(Beginning of RECORDS PROVIDED)
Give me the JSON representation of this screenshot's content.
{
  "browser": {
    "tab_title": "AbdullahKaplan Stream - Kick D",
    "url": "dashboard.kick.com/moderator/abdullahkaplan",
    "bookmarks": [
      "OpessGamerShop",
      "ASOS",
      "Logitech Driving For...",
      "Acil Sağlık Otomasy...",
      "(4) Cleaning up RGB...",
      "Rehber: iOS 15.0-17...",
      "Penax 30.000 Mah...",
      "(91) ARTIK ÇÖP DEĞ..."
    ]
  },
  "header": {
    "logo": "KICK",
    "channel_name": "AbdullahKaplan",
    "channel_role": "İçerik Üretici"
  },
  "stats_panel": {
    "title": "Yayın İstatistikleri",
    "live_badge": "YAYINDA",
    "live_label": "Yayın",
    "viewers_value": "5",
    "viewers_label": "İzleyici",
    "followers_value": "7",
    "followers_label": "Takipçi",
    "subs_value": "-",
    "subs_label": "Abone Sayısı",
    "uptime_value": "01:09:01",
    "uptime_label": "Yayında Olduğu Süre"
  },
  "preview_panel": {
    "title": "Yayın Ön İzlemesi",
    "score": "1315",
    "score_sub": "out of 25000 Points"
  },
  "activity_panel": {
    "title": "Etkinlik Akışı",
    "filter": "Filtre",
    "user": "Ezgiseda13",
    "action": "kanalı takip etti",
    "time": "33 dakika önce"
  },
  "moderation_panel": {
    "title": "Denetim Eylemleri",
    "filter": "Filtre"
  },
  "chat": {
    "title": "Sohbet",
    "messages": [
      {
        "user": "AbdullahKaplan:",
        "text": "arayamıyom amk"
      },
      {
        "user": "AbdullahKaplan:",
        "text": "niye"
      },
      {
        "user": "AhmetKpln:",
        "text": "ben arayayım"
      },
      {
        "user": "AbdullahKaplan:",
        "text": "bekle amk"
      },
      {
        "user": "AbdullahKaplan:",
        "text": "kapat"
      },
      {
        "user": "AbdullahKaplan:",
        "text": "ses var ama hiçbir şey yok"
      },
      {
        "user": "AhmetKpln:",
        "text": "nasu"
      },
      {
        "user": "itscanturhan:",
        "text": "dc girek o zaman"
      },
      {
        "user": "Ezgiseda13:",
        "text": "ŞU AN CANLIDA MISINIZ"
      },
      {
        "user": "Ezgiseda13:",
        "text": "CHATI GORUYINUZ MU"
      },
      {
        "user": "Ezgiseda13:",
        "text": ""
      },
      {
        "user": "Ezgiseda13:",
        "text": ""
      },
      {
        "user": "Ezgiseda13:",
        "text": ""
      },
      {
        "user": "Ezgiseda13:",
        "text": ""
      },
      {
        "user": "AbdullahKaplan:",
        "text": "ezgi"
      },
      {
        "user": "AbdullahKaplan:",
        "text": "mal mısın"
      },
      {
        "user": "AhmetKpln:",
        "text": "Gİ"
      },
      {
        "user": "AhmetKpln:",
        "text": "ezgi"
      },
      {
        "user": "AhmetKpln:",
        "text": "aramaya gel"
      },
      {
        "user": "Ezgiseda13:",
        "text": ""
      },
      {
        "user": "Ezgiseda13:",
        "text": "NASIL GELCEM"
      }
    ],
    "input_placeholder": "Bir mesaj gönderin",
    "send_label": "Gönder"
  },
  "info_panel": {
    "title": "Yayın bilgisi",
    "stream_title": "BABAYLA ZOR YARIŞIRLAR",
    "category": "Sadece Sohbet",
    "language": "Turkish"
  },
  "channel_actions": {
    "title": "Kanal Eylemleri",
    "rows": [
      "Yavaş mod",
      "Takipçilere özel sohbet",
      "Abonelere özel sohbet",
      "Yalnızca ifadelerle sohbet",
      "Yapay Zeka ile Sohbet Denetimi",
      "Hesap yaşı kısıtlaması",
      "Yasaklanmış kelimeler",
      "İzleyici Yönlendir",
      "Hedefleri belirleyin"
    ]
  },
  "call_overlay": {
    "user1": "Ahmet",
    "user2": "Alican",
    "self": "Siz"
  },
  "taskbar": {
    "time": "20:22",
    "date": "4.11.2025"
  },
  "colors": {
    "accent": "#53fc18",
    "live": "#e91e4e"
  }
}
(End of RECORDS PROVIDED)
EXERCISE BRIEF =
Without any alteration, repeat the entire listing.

RESULT BELOW =
Give me the JSON representation of this screenshot's content.
{
  "browser": {
    "tab_title": "AbdullahKaplan Stream - Kick D",
    "url": "dashboard.kick.com/moderator/abdullahkaplan",
    "bookmarks": [
      "OpessGamerShop",
      "ASOS",
      "Logitech Driving For...",
      "Acil Sağlık Otomasy...",
      "(4) Cleaning up RGB...",
      "Rehber: iOS 15.0-17...",
      "Penax 30.000 Mah...",
      "(91) ARTIK ÇÖP DEĞ..."
    ]
  },
  "header": {
    "logo": "KICK",
    "channel_name": "AbdullahKaplan",
    "channel_role": "İçerik Üretici"
  },
  "stats_panel": {
    "title": "Yayın İstatistikleri",
    "live_badge": "YAYINDA",
    "live_label": "Yayın",
    "viewers_value": "5",
    "viewers_label": "İzleyici",
    "followers_value": "7",
    "followers_label": "Takipçi",
    "subs_value": "-",
    "subs_label": "Abone Sayısı",
    "uptime_value": "01:09:01",
    "uptime_label": "Yayında Olduğu Süre"
  },
  "preview_panel": {
    "title": "Yayın Ön İzlemesi",
    "score": "1315",
    "score_sub": "out of 25000 Points"
  },
  "activity_panel": {
    "title": "Etkinlik Akışı",
    "filter": "Filtre",
    "user": "Ezgiseda13",
    "action": "kanalı takip etti",
    "time": "33 dakika önce"
  },
  "moderation_panel": {
    "title": "Denetim Eylemleri",
    "filter": "Filtre"
  },
  "chat": {
    "title": "Sohbet",
    "messages": [
      {
        "user": "AbdullahKaplan:",
        "text": "arayamıyom amk"
      },
      {
        "user": "AbdullahKaplan:",
        "text": "niye"
      },
      {
        "user": "AhmetKpln:",
        "text": "ben arayayım"
      },
      {
        "user": "AbdullahKaplan:",
        "text": "bekle amk"
      },
      {
        "user": "AbdullahKaplan:",
        "text": "kapat"
      },
      {
        "user": "AbdullahKaplan:",
        "text": "ses var ama hiçbir şey yok"
      },
      {
        "user": "AhmetKpln:",
        "text": "nasu"
      },
      {
        "user": "itscanturhan:",
        "text": "dc girek o zaman"
      },
      {
        "user": "Ezgiseda13:",
        "text": "ŞU AN CANLIDA MISINIZ"
      },
      {
        "user": "Ezgiseda13:",
        "text": "CHATI GORUYINUZ MU"
      },
      {
        "user": "Ezgiseda13:",
        "text": ""
      },
      {
        "user": "Ezgiseda13:",
        "text": ""
      },
      {
        "user": "Ezgiseda13:",
        "text": ""
      },
      {
        "user": "Ezgiseda13:",
        "text": ""
      },
      {
        "user": "AbdullahKaplan:",
        "text": "ezgi"
      },
      {
        "user": "AbdullahKaplan:",
        "text": "mal mısın"
      },
      {
        "user": "AhmetKpln:",
        "text": "Gİ"
      },
      {
        "user": "AhmetKpln:",
        "text": "ezgi"
      },
      {
        "user": "AhmetKpln:",
        "text": "aramaya gel"
      },
      {
        "user": "Ezgiseda13:",
        "text": ""
      },
      {
        "user": "Ezgiseda13:",
        "text": "NASIL GELCEM"
      }
    ],
    "input_placeholder": "Bir mesaj gönderin",
    "send_label": "Gönder"
  },
  "info_panel": {
    "title": "Yayın bilgisi",
    "stream_title": "BABAYLA ZOR YARIŞIRLAR",
    "category": "Sadece Sohbet",
    "language": "Turkish"
  },
  "channel_actions": {
    "title": "Kanal Eylemleri",
    "rows": [
      "Yavaş mod",
      "Takipçilere özel sohbet",
      "Abonelere özel sohbet",
      "Yalnızca ifadelerle sohbet",
      "Yapay Zeka ile Sohbet Denetimi",
      "Hesap yaşı kısıtlaması",
      "Yasaklanmış kelimeler",
      "İzleyici Yönlendir",
      "Hedefleri belirleyin"
    ]
  },
  "call_overlay": {
    "user1": "Ahmet",
    "user2": "Alican",
    "self": "Siz"
  },
  "taskbar": {
    "time": "20:22",
    "date": "4.11.2025"
  },
  "colors": {
    "accent": "#53fc18",
    "live": "#e91e4e"
  }
}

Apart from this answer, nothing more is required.